  • Regenerate Regional Leadership Program (NSW) 

Increasingly we have actively sought to develop and deliver these opportunities with partner organisations including (but not limited to) the Foundation for Rural and Regional Renewal, Regional Economies Centre of Excellence, and the Regional Australia Institute. 

Opportunities from growth 

This expansion provides an opportunity for us to go further than leadership development programs in the role we can play in communities, regions, and sectors. The key area for growth, and one that we will factor in our place-based work, is the role of trusted intermediary and convener/ facilitator of conversations and initiatives. 

The ARLF is a trusted, non-partisan, independent, for-purpose organisation with a diverse group of over 1750 people in its leadership network. We have been working in and with rural, regional and remote communities for three decades and have deep knowledge and experience in working with individuals and groups to build behavioural and social intelligence.  

We are well placed to assist in both developing broader leadership capability and independently convening and facilitating conversations that lead to action.  

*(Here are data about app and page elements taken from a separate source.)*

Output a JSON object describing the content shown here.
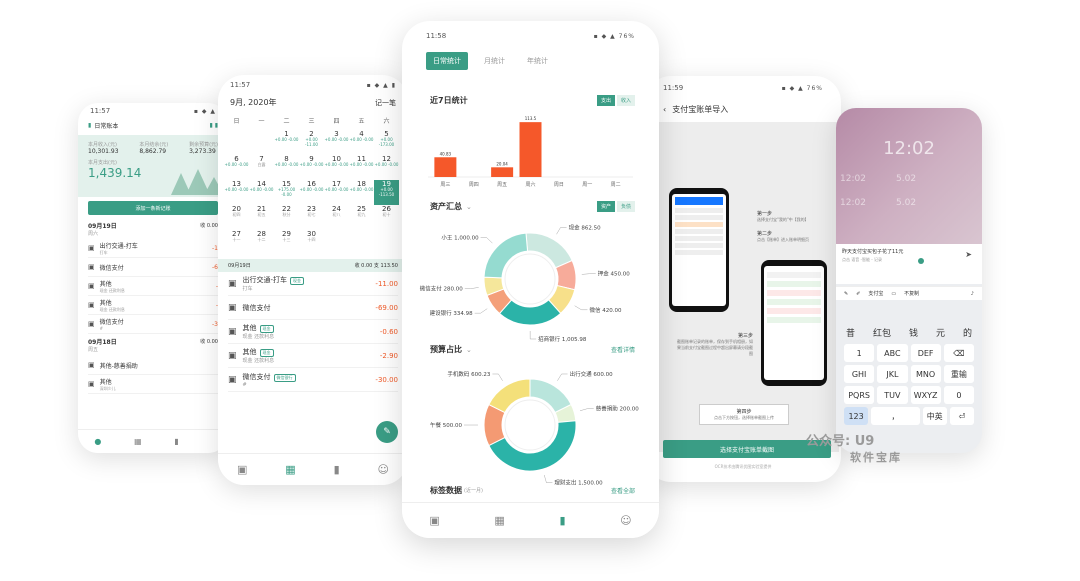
{
  "p1": {
    "time": "11:57",
    "title": "日常账本",
    "stat_labels": [
      "本月收入(元)",
      "本月结余(元)",
      "剩余预算(元)"
    ],
    "stat_values": [
      "10,301.93",
      "8,862.79",
      "3,273.39"
    ],
    "today_label": "本月支出(元)",
    "today_value": "1,439.14",
    "add_btn": "添加一条新记账",
    "day1": {
      "date": "09月19日",
      "week": "周六",
      "sum": "收 0.00"
    },
    "items1": [
      {
        "name": "出行交通-打车",
        "sub": "打车",
        "amt": "-1"
      },
      {
        "name": "微信支付",
        "sub": "",
        "amt": "-6"
      },
      {
        "name": "其他",
        "sub": "现金 还款利息",
        "amt": "-"
      },
      {
        "name": "其他",
        "sub": "现金 还款利息",
        "amt": "-"
      },
      {
        "name": "微信支付",
        "sub": "#",
        "amt": "-3"
      }
    ],
    "day2": {
      "date": "09月18日",
      "week": "周五",
      "sum": "收 0.00"
    },
    "items2": [
      {
        "name": "其他-慈善捐助",
        "sub": "",
        "amt": ""
      },
      {
        "name": "其他",
        "sub": "深圳少儿",
        "amt": ""
      }
    ]
  },
  "p2": {
    "time": "11:57",
    "month": "9月, 2020年",
    "action": "记一笔",
    "weekdays": [
      "日",
      "一",
      "二",
      "三",
      "四",
      "五",
      "六"
    ],
    "weeks": [
      [
        {
          "d": "",
          "t": ""
        },
        {
          "d": "",
          "t": ""
        },
        {
          "d": "1",
          "t": "+0.00 -0.00"
        },
        {
          "d": "2",
          "t": "+0.00 -11.00"
        },
        {
          "d": "3",
          "t": "+0.00 -0.00"
        },
        {
          "d": "4",
          "t": "+0.00 -0.00"
        },
        {
          "d": "5",
          "t": "+0.00 -173.00"
        }
      ],
      [
        {
          "d": "6",
          "t": "+0.00 -0.00"
        },
        {
          "d": "7",
          "t": "白露"
        },
        {
          "d": "8",
          "t": "+0.00 -0.00"
        },
        {
          "d": "9",
          "t": "+0.00 -0.00"
        },
        {
          "d": "10",
          "t": "+0.00 -0.00"
        },
        {
          "d": "11",
          "t": "+0.00 -0.00"
        },
        {
          "d": "12",
          "t": "+0.00 -0.00"
        }
      ],
      [
        {
          "d": "13",
          "t": "+0.00 -0.00"
        },
        {
          "d": "14",
          "t": "+0.00 -0.00"
        },
        {
          "d": "15",
          "t": "+175.00 -0.00"
        },
        {
          "d": "16",
          "t": "+0.00 -0.00"
        },
        {
          "d": "17",
          "t": "+0.00 -0.00"
        },
        {
          "d": "18",
          "t": "+0.00 -0.00"
        },
        {
          "d": "19",
          "t": "+0.00 -113.50"
        }
      ],
      [
        {
          "d": "20",
          "t": "初四"
        },
        {
          "d": "21",
          "t": "初五"
        },
        {
          "d": "22",
          "t": "秋分"
        },
        {
          "d": "23",
          "t": "初七"
        },
        {
          "d": "24",
          "t": "初八"
        },
        {
          "d": "25",
          "t": "初九"
        },
        {
          "d": "26",
          "t": "初十"
        }
      ],
      [
        {
          "d": "27",
          "t": "十一"
        },
        {
          "d": "28",
          "t": "十二"
        },
        {
          "d": "29",
          "t": "十三"
        },
        {
          "d": "30",
          "t": "十四"
        },
        {
          "d": "",
          "t": ""
        },
        {
          "d": "",
          "t": ""
        },
        {
          "d": "",
          "t": ""
        }
      ]
    ],
    "selected_label": "09月19日",
    "selected_sum": "收 0.00  支 113.50",
    "items": [
      {
        "name": "出行交通-打车",
        "sub": "打车",
        "tag": "现金",
        "amt": "-11.00"
      },
      {
        "name": "微信支付",
        "sub": "",
        "tag": "",
        "amt": "-69.00"
      },
      {
        "name": "其他",
        "sub": "现金 还款利息",
        "tag": "现金",
        "amt": "-0.60"
      },
      {
        "name": "其他",
        "sub": "现金 还款利息",
        "tag": "现金",
        "amt": "-2.90"
      },
      {
        "name": "微信支付",
        "sub": "#",
        "tag": "微信银行",
        "amt": "-30.00"
      }
    ]
  },
  "p3": {
    "time": "11:58",
    "battery": "76%",
    "tabs": [
      "日常统计",
      "月统计",
      "年统计"
    ],
    "s1_title": "近7日统计",
    "toggle1": [
      "支出",
      "收入"
    ],
    "s2_title": "资产汇总",
    "toggle2": [
      "资产",
      "负债"
    ],
    "s3_title": "预算占比",
    "s3_link": "查看详情",
    "s4_title": "标签数据",
    "s4_sub": "(近一月)",
    "s4_link": "查看全部"
  },
  "chart_data": [
    {
      "type": "bar",
      "title": "近7日统计",
      "categories": [
        "周三",
        "周四",
        "周五",
        "周六",
        "周日",
        "周一",
        "周二"
      ],
      "values": [
        40.83,
        0,
        20.04,
        113.5,
        0,
        0,
        0
      ],
      "value_labels": [
        "40.83",
        "",
        "20.04",
        "113.5",
        "",
        "",
        ""
      ],
      "ylim": [
        0,
        120
      ],
      "color": "#f5582a"
    },
    {
      "type": "pie",
      "title": "资产汇总",
      "labels": [
        "现金 862.50",
        "押金 450.00",
        "微信 420.00",
        "招商银行 1,005.98",
        "建设银行 334.98",
        "微信支付 280.00",
        "小王 1,000.00"
      ],
      "values": [
        862.5,
        450.0,
        420.0,
        1005.98,
        334.98,
        280.0,
        1000.0
      ],
      "colors": [
        "#cce8e0",
        "#f7ab9a",
        "#f7e08a",
        "#2bb3a8",
        "#f4a07a",
        "#f5e79b",
        "#95dbd0"
      ]
    },
    {
      "type": "pie",
      "title": "预算占比",
      "labels": [
        "出行交通 600.00",
        "慈善捐助 200.00",
        "理财支出 1,500.00",
        "午餐 500.00",
        "手机数码 600.23"
      ],
      "values": [
        600.0,
        200.0,
        1500.0,
        500.0,
        600.23
      ],
      "colors": [
        "#b9e5dc",
        "#e6f3d8",
        "#2bb3a8",
        "#f49a73",
        "#f4e07a"
      ]
    }
  ],
  "p4": {
    "time": "11:59",
    "battery": "76%",
    "title": "支付宝账单导入",
    "step1": "第一步",
    "step1_desc": "选择支付宝\"我的\"中【我的】",
    "step2": "第二步",
    "step2_desc": "点击【账单】进入账单明细页",
    "step3": "第三步",
    "step3_desc": "截图账单记录的账单，保存到手机相册，如果当前支付宝截图过程中超出屏幕请分段截图",
    "step4": "第四步",
    "step4_desc": "点击下方按钮，选择账单截图上传",
    "btn": "选择支付宝账单截图",
    "footnote": "OCR技术由腾讯优图实验室提供"
  },
  "p5": {
    "clock": "12:02",
    "times": [
      "12:02",
      "5.02",
      "12:02",
      "5.02",
      "12:02",
      "12:02"
    ],
    "input_text": "昨天支付宝买包子花了11元",
    "input_sub": "点击 语音 -智能 - 记录",
    "toolbar": [
      "支付宝",
      "不复制"
    ],
    "suggestions": [
      "昔",
      "红包",
      "钱",
      "元",
      "的"
    ],
    "keys": [
      [
        {
          "k": "1",
          "s": ""
        },
        {
          "k": "ABC",
          "s": ""
        },
        {
          "k": "DEF",
          "s": ""
        },
        {
          "k": "⌫",
          "s": ""
        }
      ],
      [
        {
          "k": "GHI",
          "s": ""
        },
        {
          "k": "JKL",
          "s": ""
        },
        {
          "k": "MNO",
          "s": ""
        },
        {
          "k": "重输",
          "s": ""
        }
      ],
      [
        {
          "k": "PQRS",
          "s": ""
        },
        {
          "k": "TUV",
          "s": ""
        },
        {
          "k": "WXYZ",
          "s": ""
        },
        {
          "k": "0",
          "s": ""
        }
      ]
    ],
    "bottom_keys": [
      "123",
      "，",
      "中英",
      "⏎"
    ]
  },
  "watermark": {
    "line1": "公众号: U9",
    "line2": "软件宝库"
  }
}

Through this approach, it is the community, industry sector, business, local government, or group who will identify their ‘greater good’ – that is their preferred future and the initiatives they will work on collaboratively and inclusively to get there. We facilitate a learning environment, develop processes and convene challenging yet inclusive spaces for these conversations and actions to happen.  

Key features of our approach to working with communities and groups through the prism of leadership include: 


We work with communities and groups rather than doing things to, for, at or about, or on behalf of them. We seek the authority to act through collaboration and conversation with a wide cross-section of each community to include government, commercial businesses and community sectors. 


We work with diverse groups of people in both formal leadership positions of authority, those in informal leadership or influencing roles and importantly those who may be marginalised or overlooked. We seek to understand how people in different contexts would like to be engaged and establish processes for this to occur. 


Having quality conversations at multiple levels is essential for collective and collaborative action across a community or sector. We convene and facilitate a range of these conversations, often where they involve multiple people, at times conflicting views, and where they involve challenge, discomfort and complexity. 


We work with communities and groups to gain a deeper understanding of what true collaboration means and context-specific pathways towards collaboration. 

Acknowledge the wisdom and lived experience of those in communities/sectors and seek to add value, not duplicate or compete. 

We have engaged with many of you in our alumni network, both formally and informally over this period. We believe that as we continue to grow our impact, there will be further opportunities to engage with you in years to come.  

Matt Linnegar, November 2021